|International Classification||G06F7/68, G01F9/02|
|Cooperative Classification||G01F9/023, G06F7/68|
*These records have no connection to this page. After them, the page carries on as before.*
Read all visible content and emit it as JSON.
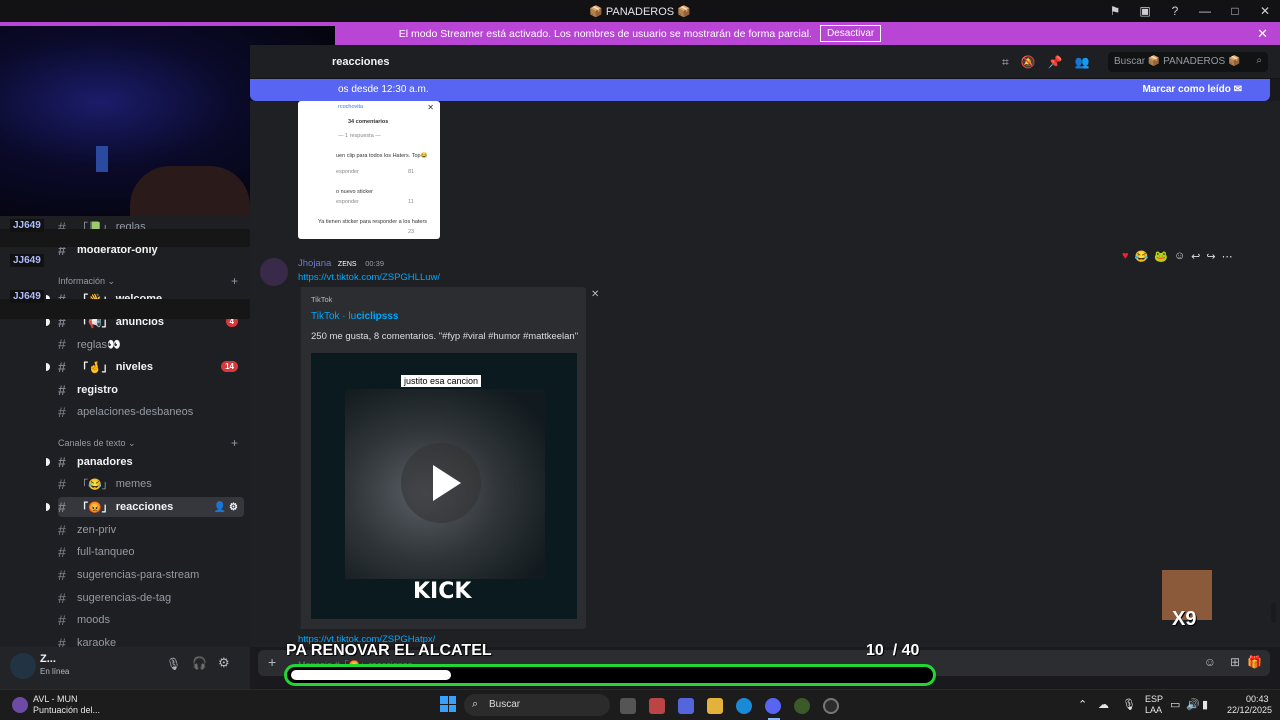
{
  "titlebar": {
    "title": "📦 PANADEROS 📦"
  },
  "banner": {
    "text": "El modo Streamer está activado. Los nombres de usuario se mostrarán de forma parcial.",
    "button": "Desactivar",
    "close": "✕"
  },
  "header": {
    "channel": "reacciones",
    "search_placeholder": "Buscar 📦 PANADEROS 📦"
  },
  "newbar": {
    "left": "os desde 12:30 a.m.",
    "right": "Marcar como leído"
  },
  "overlay_names": [
    "JJ649",
    "JJ649",
    "JJ649"
  ],
  "sidebar": {
    "channels": [
      {
        "name": "reglas",
        "prefix": "「📗」",
        "bold": false
      },
      {
        "name": "moderator-only",
        "prefix": "",
        "bold": true
      },
      {
        "name": "welcome",
        "prefix": "「👋」",
        "bold": true
      },
      {
        "name": "anuncios",
        "prefix": "「📢」",
        "bold": true,
        "badge": "4"
      },
      {
        "name": "reglas👀",
        "prefix": "",
        "bold": false
      },
      {
        "name": "niveles",
        "prefix": "「🤞」",
        "bold": true,
        "badge": "14"
      },
      {
        "name": "registro",
        "prefix": "",
        "bold": true
      },
      {
        "name": "apelaciones-desbaneos",
        "prefix": "",
        "bold": false
      },
      {
        "name": "panadores",
        "prefix": "",
        "bold": true
      },
      {
        "name": "memes",
        "prefix": "「😂」",
        "bold": false
      },
      {
        "name": "reacciones",
        "prefix": "「😡」",
        "bold": true
      },
      {
        "name": "zen-priv",
        "prefix": "",
        "bold": false
      },
      {
        "name": "full-tanqueo",
        "prefix": "",
        "bold": false
      },
      {
        "name": "sugerencias-para-stream",
        "prefix": "",
        "bold": false
      },
      {
        "name": "sugerencias-de-tag",
        "prefix": "",
        "bold": false
      },
      {
        "name": "moods",
        "prefix": "",
        "bold": false
      },
      {
        "name": "karaoke",
        "prefix": "",
        "bold": false
      }
    ],
    "category_info": "Información",
    "category_text": "Canales de texto"
  },
  "user": {
    "name": "Z...",
    "status": "En línea"
  },
  "chat": {
    "screenshot": {
      "user": "rcochovita",
      "count": "34 comentarios",
      "reply": "— 1 respuesta —",
      "line1": "uen clip para todos los Haters. Top😂",
      "resp1": "esponder",
      "line2": "o nuevo sticker",
      "line3": "Ya tienen sticker para responder a los haters",
      "resp2": "esponder",
      "n1": "81",
      "n2": "11",
      "n3": "23"
    },
    "message": {
      "author": "Jhojana",
      "tag": "ZENS",
      "time": "00:39",
      "link": "https://vt.tiktok.com/ZSPGHLLuw/",
      "link2": "https://vt.tiktok.com/ZSPGHatpx/"
    },
    "embed": {
      "provider": "TikTok",
      "title_a": "TikTok · lu",
      "title_b": "ciclipsss",
      "description": "250 me gusta, 8 comentarios. \"#fyp #viral #humor #mattkeelan\"",
      "caption": "justito esa cancion",
      "watermark": "KICK"
    },
    "input_placeholder": "Mensaje #「😡」reacciones"
  },
  "stream": {
    "title": "PA RENOVAR EL ALCATEL",
    "goal_current": "10",
    "goal_total": "/ 40",
    "progress": 0.25,
    "multiplier": "X9"
  },
  "taskbar": {
    "weather_title": "AVL - MUN",
    "weather_sub": "Puntuación del...",
    "search": "Buscar",
    "lang1": "ESP",
    "lang2": "LAA",
    "time": "00:43",
    "date": "22/12/2025"
  },
  "colors": {
    "banner": "#b845d4",
    "accent": "#5865f2",
    "progress": "#22d633"
  }
}
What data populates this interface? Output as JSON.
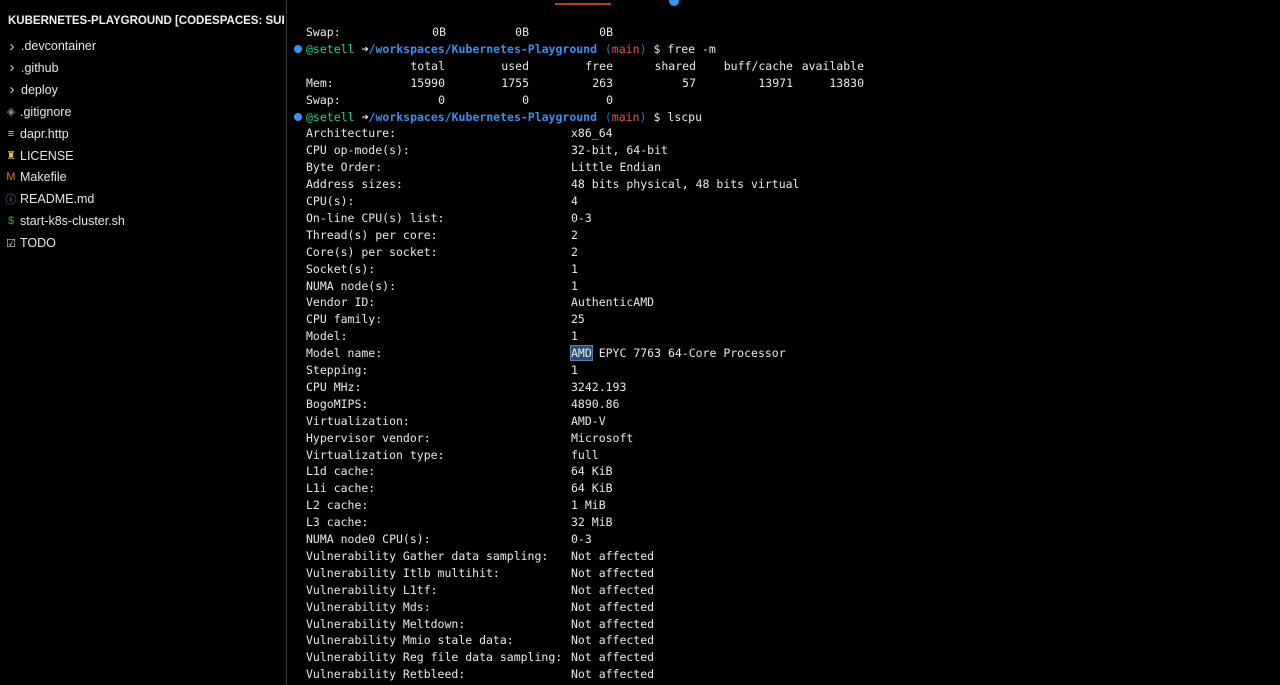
{
  "explorer": {
    "title": "KUBERNETES-PLAYGROUND [CODESPACES: SUPER ...",
    "items": [
      {
        "label": ".devcontainer",
        "kind": "folder",
        "icon": "chevron-right-icon",
        "glyph": "›",
        "color": "#c8c8c8"
      },
      {
        "label": ".github",
        "kind": "folder",
        "icon": "chevron-right-icon",
        "glyph": "›",
        "color": "#c8c8c8"
      },
      {
        "label": "deploy",
        "kind": "folder",
        "icon": "chevron-right-icon",
        "glyph": "›",
        "color": "#c8c8c8"
      },
      {
        "label": ".gitignore",
        "kind": "file",
        "icon": "git-file-icon",
        "glyph": "◈",
        "color": "#8c8c8c"
      },
      {
        "label": "dapr.http",
        "kind": "file",
        "icon": "http-file-icon",
        "glyph": "≡",
        "color": "#d0d0d0"
      },
      {
        "label": "LICENSE",
        "kind": "file",
        "icon": "license-icon",
        "glyph": "♜",
        "color": "#e2c044"
      },
      {
        "label": "Makefile",
        "kind": "file",
        "icon": "makefile-icon",
        "glyph": "M",
        "color": "#e37933"
      },
      {
        "label": "README.md",
        "kind": "file",
        "icon": "info-icon",
        "glyph": "ⓘ",
        "color": "#519aba"
      },
      {
        "label": "start-k8s-cluster.sh",
        "kind": "file",
        "icon": "shell-script-icon",
        "glyph": "$",
        "color": "#4d9e4d"
      },
      {
        "label": "TODO",
        "kind": "file",
        "icon": "checkbox-icon",
        "glyph": "☑",
        "color": "#d0d0d0"
      }
    ]
  },
  "terminal": {
    "prompt": {
      "user": "@setell",
      "arrow": "➜",
      "path": "/workspaces/Kubernetes-Playground",
      "branch_open": "(",
      "branch": "main",
      "branch_close": ")",
      "dollar": "$"
    },
    "prev_swap": {
      "label": "Swap:",
      "values": [
        "0B",
        "0B",
        "0B"
      ]
    },
    "free_command": "free -m",
    "free_table": {
      "headers": [
        "total",
        "used",
        "free",
        "shared",
        "buff/cache",
        "available"
      ],
      "rows": [
        {
          "label": "Mem:",
          "values": [
            "15990",
            "1755",
            "263",
            "57",
            "13971",
            "13830"
          ]
        },
        {
          "label": "Swap:",
          "values": [
            "0",
            "0",
            "0"
          ]
        }
      ]
    },
    "lscpu_command": "lscpu",
    "lscpu": [
      {
        "key": "Architecture:",
        "value": "x86_64"
      },
      {
        "key": "CPU op-mode(s):",
        "value": "32-bit, 64-bit"
      },
      {
        "key": "Byte Order:",
        "value": "Little Endian"
      },
      {
        "key": "Address sizes:",
        "value": "48 bits physical, 48 bits virtual"
      },
      {
        "key": "CPU(s):",
        "value": "4"
      },
      {
        "key": "On-line CPU(s) list:",
        "value": "0-3"
      },
      {
        "key": "Thread(s) per core:",
        "value": "2"
      },
      {
        "key": "Core(s) per socket:",
        "value": "2"
      },
      {
        "key": "Socket(s):",
        "value": "1"
      },
      {
        "key": "NUMA node(s):",
        "value": "1"
      },
      {
        "key": "Vendor ID:",
        "value": "AuthenticAMD"
      },
      {
        "key": "CPU family:",
        "value": "25"
      },
      {
        "key": "Model:",
        "value": "1"
      },
      {
        "key": "Model name:",
        "value": "AMD EPYC 7763 64-Core Processor",
        "selected": "AMD",
        "rest": " EPYC 7763 64-Core Processor"
      },
      {
        "key": "Stepping:",
        "value": "1"
      },
      {
        "key": "CPU MHz:",
        "value": "3242.193"
      },
      {
        "key": "BogoMIPS:",
        "value": "4890.86"
      },
      {
        "key": "Virtualization:",
        "value": "AMD-V"
      },
      {
        "key": "Hypervisor vendor:",
        "value": "Microsoft"
      },
      {
        "key": "Virtualization type:",
        "value": "full"
      },
      {
        "key": "L1d cache:",
        "value": "64 KiB"
      },
      {
        "key": "L1i cache:",
        "value": "64 KiB"
      },
      {
        "key": "L2 cache:",
        "value": "1 MiB"
      },
      {
        "key": "L3 cache:",
        "value": "32 MiB"
      },
      {
        "key": "NUMA node0 CPU(s):",
        "value": "0-3"
      },
      {
        "key": "Vulnerability Gather data sampling:",
        "value": "Not affected"
      },
      {
        "key": "Vulnerability Itlb multihit:",
        "value": "Not affected"
      },
      {
        "key": "Vulnerability L1tf:",
        "value": "Not affected"
      },
      {
        "key": "Vulnerability Mds:",
        "value": "Not affected"
      },
      {
        "key": "Vulnerability Meltdown:",
        "value": "Not affected"
      },
      {
        "key": "Vulnerability Mmio stale data:",
        "value": "Not affected"
      },
      {
        "key": "Vulnerability Reg file data sampling:",
        "value": "Not affected"
      },
      {
        "key": "Vulnerability Retbleed:",
        "value": "Not affected"
      }
    ]
  },
  "colors": {
    "background": "#000000",
    "prompt_user": "#23d18b",
    "prompt_path": "#3b8eea",
    "prompt_branch": "#e5534b",
    "selection": "#264f78",
    "accent_dot": "#3794ff"
  }
}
|European Classification||G01F9/02A, G06F7/68|